The remedy is set out in Article 398 of the GCC, according to which if the circumstances that constituted grounds of the conclusion of a contract change, or if the understandings which constituted the grounds for the conclusion of the contract prove to be wrong, the party for whom such changed circumstances have a detrimental effect is entitled to request from the other party adjustment of the contract to these changed circumstances.
Requirements to Rely on this Remedy: According to the case law of the courts of Georgia, a party may request an adjustment of the contract to changed circumstances if the following criteria are met:
a) such change of circumstances occurred after the conclusion of the contract;
b) the change of circumstances could not have been foreseen and it was beyond the control of the party requesting amendment of the contract;
c) the changed circumstances extremely aggravate the performance of the contract;
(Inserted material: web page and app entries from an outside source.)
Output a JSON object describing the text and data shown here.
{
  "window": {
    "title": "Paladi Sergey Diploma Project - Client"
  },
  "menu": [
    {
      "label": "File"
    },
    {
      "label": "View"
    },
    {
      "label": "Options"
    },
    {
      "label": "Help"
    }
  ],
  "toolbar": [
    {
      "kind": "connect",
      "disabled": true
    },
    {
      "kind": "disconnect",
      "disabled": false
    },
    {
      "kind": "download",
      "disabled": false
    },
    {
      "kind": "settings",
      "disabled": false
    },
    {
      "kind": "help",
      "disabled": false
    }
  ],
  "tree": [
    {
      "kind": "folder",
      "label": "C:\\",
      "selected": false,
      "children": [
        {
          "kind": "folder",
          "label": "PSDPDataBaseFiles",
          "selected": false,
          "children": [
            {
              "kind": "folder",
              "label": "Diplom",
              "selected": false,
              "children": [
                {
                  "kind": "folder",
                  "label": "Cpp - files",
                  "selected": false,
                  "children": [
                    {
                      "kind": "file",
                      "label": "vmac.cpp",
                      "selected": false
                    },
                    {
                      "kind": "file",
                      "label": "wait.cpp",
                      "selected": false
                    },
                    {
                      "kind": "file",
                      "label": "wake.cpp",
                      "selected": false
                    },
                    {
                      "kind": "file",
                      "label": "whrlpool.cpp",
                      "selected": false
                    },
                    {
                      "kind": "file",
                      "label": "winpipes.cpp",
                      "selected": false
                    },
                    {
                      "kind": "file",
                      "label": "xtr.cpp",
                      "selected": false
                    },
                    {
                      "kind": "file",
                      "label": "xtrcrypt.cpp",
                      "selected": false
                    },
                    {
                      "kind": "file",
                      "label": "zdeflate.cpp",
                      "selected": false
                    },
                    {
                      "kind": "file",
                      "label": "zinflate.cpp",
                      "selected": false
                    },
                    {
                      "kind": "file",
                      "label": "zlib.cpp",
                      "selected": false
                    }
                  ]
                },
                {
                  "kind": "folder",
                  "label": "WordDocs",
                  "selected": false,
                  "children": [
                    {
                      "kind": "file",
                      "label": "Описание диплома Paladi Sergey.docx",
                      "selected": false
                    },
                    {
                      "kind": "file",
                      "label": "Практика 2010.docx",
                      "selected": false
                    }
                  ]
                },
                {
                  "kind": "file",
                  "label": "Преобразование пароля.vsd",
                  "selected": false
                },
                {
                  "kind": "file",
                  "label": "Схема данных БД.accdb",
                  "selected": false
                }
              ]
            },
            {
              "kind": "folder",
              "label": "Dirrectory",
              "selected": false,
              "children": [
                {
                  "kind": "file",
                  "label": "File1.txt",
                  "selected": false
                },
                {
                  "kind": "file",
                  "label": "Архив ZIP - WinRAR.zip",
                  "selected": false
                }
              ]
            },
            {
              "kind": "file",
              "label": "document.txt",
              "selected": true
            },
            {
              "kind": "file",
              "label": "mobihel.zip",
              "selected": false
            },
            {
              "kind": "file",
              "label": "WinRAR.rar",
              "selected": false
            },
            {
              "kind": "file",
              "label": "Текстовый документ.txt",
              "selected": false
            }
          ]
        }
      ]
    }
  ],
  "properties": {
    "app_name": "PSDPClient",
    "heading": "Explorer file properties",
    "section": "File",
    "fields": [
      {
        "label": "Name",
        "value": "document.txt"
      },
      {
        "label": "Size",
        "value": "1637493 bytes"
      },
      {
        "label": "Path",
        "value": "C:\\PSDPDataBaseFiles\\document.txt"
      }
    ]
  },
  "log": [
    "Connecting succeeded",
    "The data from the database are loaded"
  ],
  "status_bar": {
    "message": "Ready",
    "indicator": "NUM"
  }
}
d) a causal link exists between the change of circumstances and the complication of aggravation of performance; and
e) a risk for change of circumstance shall not be allocated to any of the parties under the contract.
Procedures for Relying on Article 398:A claim regarding the adjustment of the contract due to a fundamental change of circumstances should be made immediately after such circumstances occur and the failure of a party to initiate renegotiation may cause the unenforceability of their right.
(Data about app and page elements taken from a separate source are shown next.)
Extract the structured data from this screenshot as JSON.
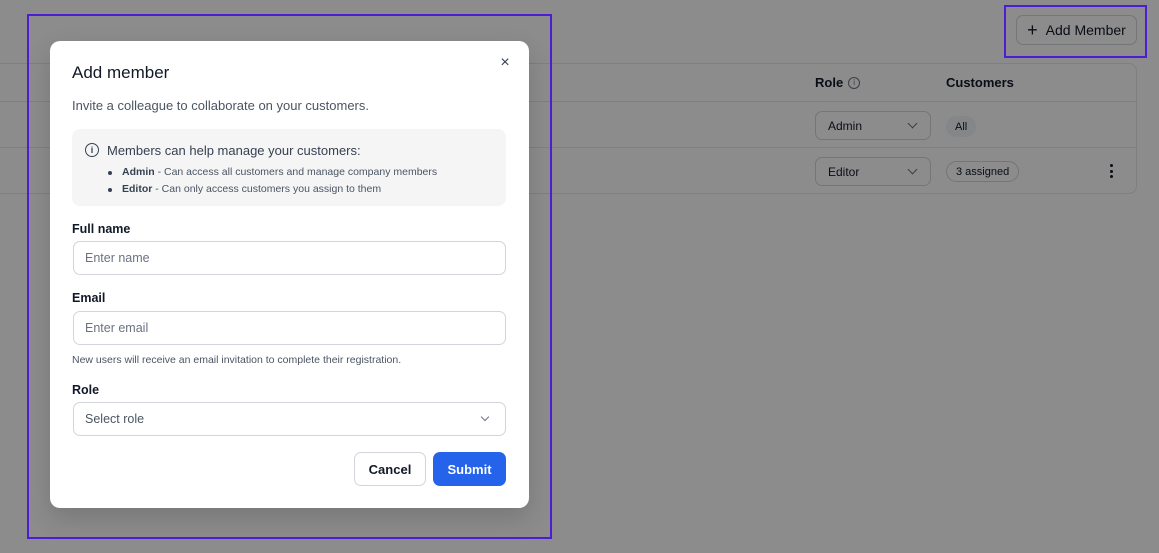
{
  "background": {
    "add_member_label": "Add Member",
    "add_member_icon": "plus-icon",
    "table": {
      "columns": {
        "role": "Role",
        "customers": "Customers"
      },
      "rows": [
        {
          "role": "Admin",
          "customers": "All"
        },
        {
          "role": "Editor",
          "customers": "3 assigned"
        }
      ]
    }
  },
  "modal": {
    "title": "Add member",
    "description": "Invite a colleague to collaborate on your customers.",
    "info": {
      "heading": "Members can help manage your customers:",
      "items": [
        {
          "role": "Admin",
          "text": " - Can access all customers and manage company members"
        },
        {
          "role": "Editor",
          "text": " - Can only access customers you assign to them"
        }
      ]
    },
    "fields": {
      "full_name": {
        "label": "Full name",
        "placeholder": "Enter name",
        "value": ""
      },
      "email": {
        "label": "Email",
        "placeholder": "Enter email",
        "value": "",
        "helper": "New users will receive an email invitation to complete their registration."
      },
      "role": {
        "label": "Role",
        "placeholder": "Select role"
      }
    },
    "buttons": {
      "cancel": "Cancel",
      "submit": "Submit"
    },
    "close_symbol": "×"
  },
  "colors": {
    "accent": "#2563eb",
    "highlight": "#4c1dd4",
    "overlay": "rgba(0,0,0,0.45)"
  }
}
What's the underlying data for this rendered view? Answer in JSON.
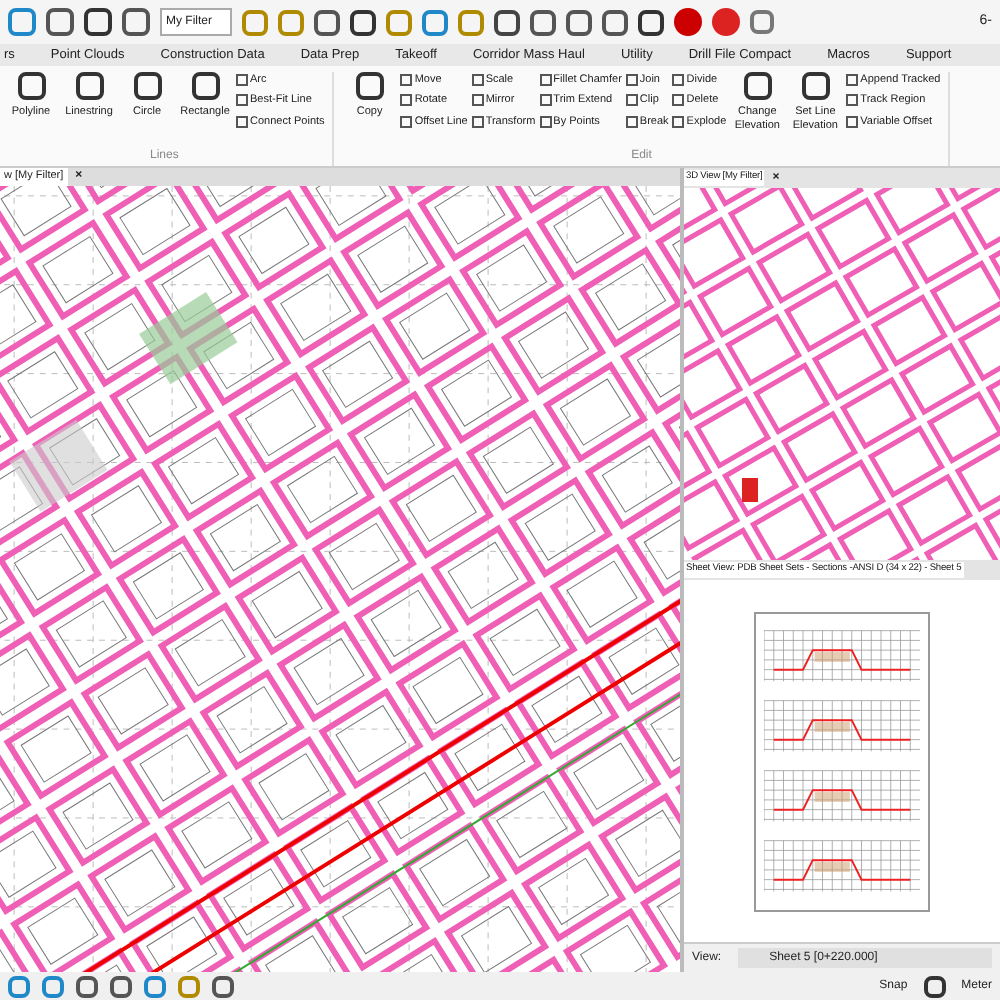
{
  "quick_toolbar": {
    "filter": "My Filter",
    "cut_text": "6-"
  },
  "ribbon_tabs": [
    {
      "label": "rs",
      "selected": false
    },
    {
      "label": "Point Clouds",
      "selected": false
    },
    {
      "label": "Construction Data",
      "selected": false
    },
    {
      "label": "Data Prep",
      "selected": false
    },
    {
      "label": "Takeoff",
      "selected": false
    },
    {
      "label": "Corridor Mass Haul",
      "selected": false
    },
    {
      "label": "Utility",
      "selected": false
    },
    {
      "label": "Drill File Compact",
      "selected": false
    },
    {
      "label": "Macros",
      "selected": false
    },
    {
      "label": "Support",
      "selected": false
    }
  ],
  "groups": [
    {
      "label": "Lines",
      "large": [
        "Polyline",
        "Linestring",
        "Circle",
        "Rectangle"
      ],
      "small": [
        [
          "Arc",
          "Best-Fit Line",
          "Connect Points"
        ]
      ]
    },
    {
      "label": "Edit",
      "large": [
        "Copy"
      ],
      "small": [
        [
          "Move",
          "Rotate",
          "Offset Line"
        ],
        [
          "Scale",
          "Mirror",
          "Transform"
        ],
        [
          "Fillet Chamfer",
          "Trim Extend",
          "By Points"
        ],
        [
          "Join",
          "Clip",
          "Break"
        ],
        [
          "Divide",
          "Delete",
          "Explode"
        ]
      ],
      "large_after": [
        "Change Elevation",
        "Set Line Elevation"
      ],
      "small_after": [
        [
          "Append Tracked",
          "Track Region",
          "Variable Offset"
        ]
      ]
    }
  ],
  "views": [
    {
      "title": "w [My Filter]",
      "close": "×"
    },
    {
      "title": "3D View [My Filter]",
      "close": "×"
    },
    {
      "title": "Sheet View: PDB Sheet Sets - Sections -ANSI D (34 x 22) - Sheet 5"
    }
  ],
  "sheet_footer": {
    "label": "View:",
    "value": "Sheet 5 [0+220.000]"
  },
  "status_bar": {
    "items": [
      "Snap",
      "Meter"
    ]
  }
}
The amendments to the contract may have a specific time duration, depending on how long the grounds mandating such amendments last. A clear example of such a “special” period would be the duration of a state of emergency and the related restrictions. The parties to the contract are free to make any mutual amendments. However, as a general rule, the idea of negotiations shall be the solution of consequences suffered by the party due to fundamental changes in circumstances. The negotiations should be carried out in good faith with the aim of preserving the agreement. If a party uses the existing situation to trade for benefits that are not related to the changed circumstances, such party may be considered not to be negotiating in good faith.
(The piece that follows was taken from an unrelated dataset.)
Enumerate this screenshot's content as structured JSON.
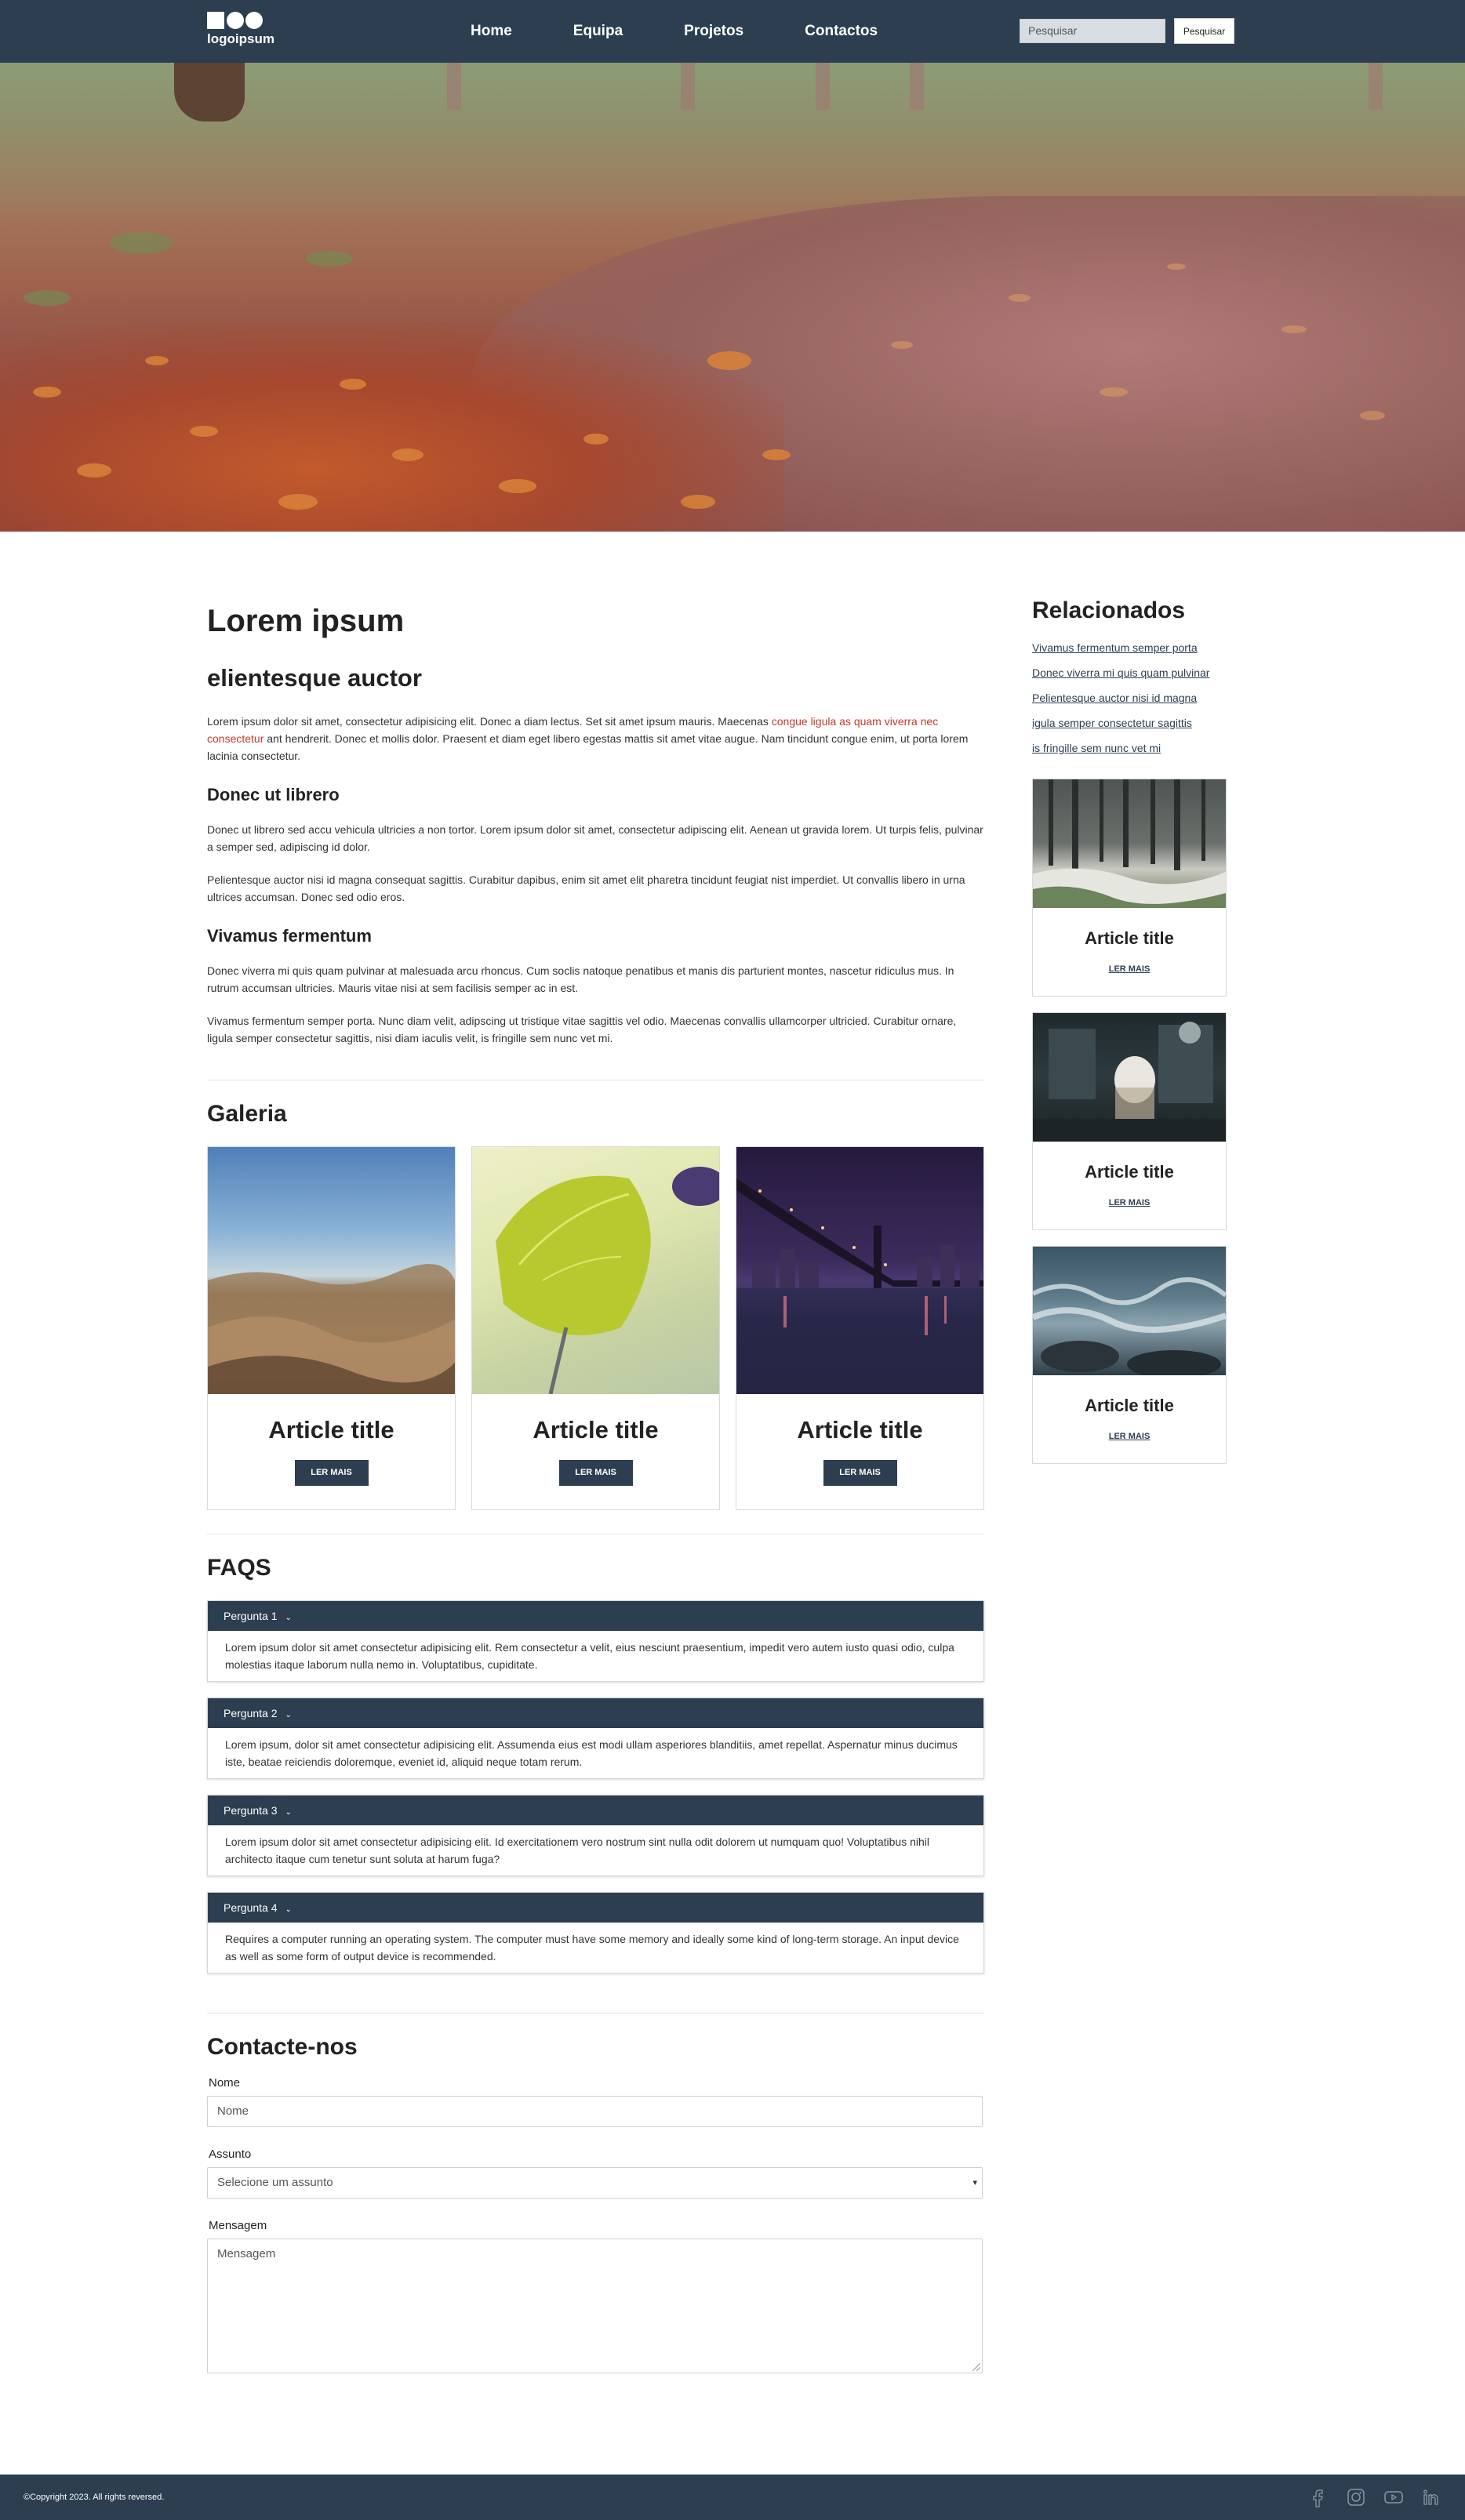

In case it is established that the fundamental change of circumstances occurred, but the parties cannot adjust the contract, or the other party refuses to adjust its terms, then the party relying on Article 398 may terminate the contract.
In light of the present circumstances amid the spread of the virus, it is strongly advisable that the arising contractual issues be resolved amicably. The respective legal mechanisms discussed above should be implemented with great diligence. It is highly recommended to explore other routes and remedies, either under contract or through variations to contracts with other parties, and to seek legal advice early, since determining the effect of these mechanisms is a highly fact-sensitive exercise.
Note: this article does not constitute legal advice. You are responsible for consulting with your own professional legal advisors concerning specific circumstances for your business.
MG Law is the first full-service law firm in Georgia to be founded by international partners. The firm advises a diverse group of Georgian and foreign companies, financial institutions, investment funds, governments, and public enterprises. Among many other areas, the firm primarily focuses on the following sectors: Banking & Finance, Capital Markets, Arbitration & Litigation, Labor & Employment, Infrastructure and Project Finance, Energy Law, Real Estate, Tax and Customs, Investment Law, Corporate Law, and Cryptocurrency & Blockchain.
For more information, please contact Archil Giorgadze at firstname.lastname@example.org or Nicola Mariani at email@example.com